“The amalgam of our strengths in the key areas which the Guardian measures has set us narrowly ahead of some of the very best universities in the world. For a small Scottish university to shake the established order repeatedly is a great tribute to everyone who works and studies here.”

St Andrews is the third-oldest university in the UK, with its foundation in 1413 predated only by Oxford and Cambridge, whose earliest royal charters were awarded in the 13th century.

The Stoxbridge trio also dominate the individual rankings for undergraduate subjects in the Guardian guide: Oxford, Cambridge and St Andrews take first place in 30 out of the 66 subject areas. Cambridge leads the way in 15 subjects but St Andrews is ranked first in a string of major subject areas, including history, economics, chemistry and English.

Matt Hiely-Rayner, who compiled the guide, said there was little to separate the three Stoxbridge members, with the narrowest difference between first and third place in the guide’s history.

“What’s clearer is the extent to which these three are removed from the rest of the sector.

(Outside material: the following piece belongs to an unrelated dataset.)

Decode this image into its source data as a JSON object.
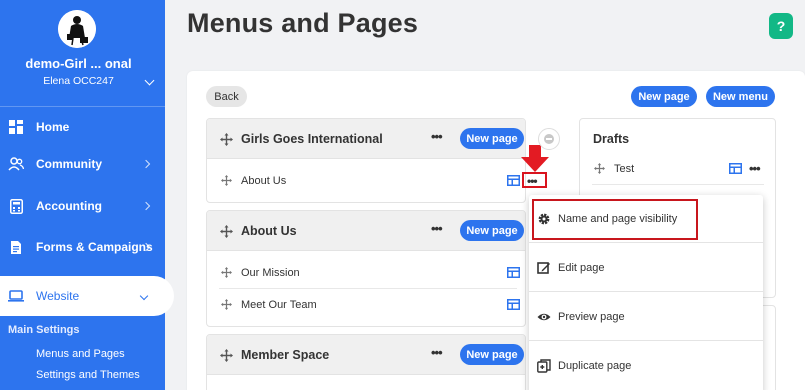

But between them there isn’t much difference, they are so close that tiny judgments would make a difference in the order,” he said.

What benefits St Andrews this year is slightly higher entry grades among incoming undergraduates, as well as high levels of student satisfaction with teaching and the high proportion who go on to graduate employment or further study.

“St Andrews offers slightly different subjects than Oxford and Cambridge, and because of that, it has a slightly better performance,” Hiely-Rayner said.

Outside of Stoxbridge, there were improved performances by Imperial, which was named the Guardian’s university of the year after rising to fifth place. It has the highest levels of student satisfaction for teaching in England, as well as powerful performances in engineering subjects, including top spot in the new category of aerospace engineering.

Imperial also excels in helping students establish their careers. In recent years, more than 94% have found graduate-level positions within 15 months of earning their degrees.

The rankings recognise strong improvements in universities across the sector, with several able to celebrate improving their positions. The University of West London is ranked 23rd overall, continuing its climb from 96th in the 2017 guide, thanks to an exceptional performance in student satisfaction surveys. The University of Sunderland has jumped from 92nd to 50th place overall.

Record numbers of school leavers are starting undergraduate courses at UK universities this autumn. The unabated demand for higher education and the mini baby boom that began in the mid-2000s is causing increased competition for places across the sector.

The Guadrian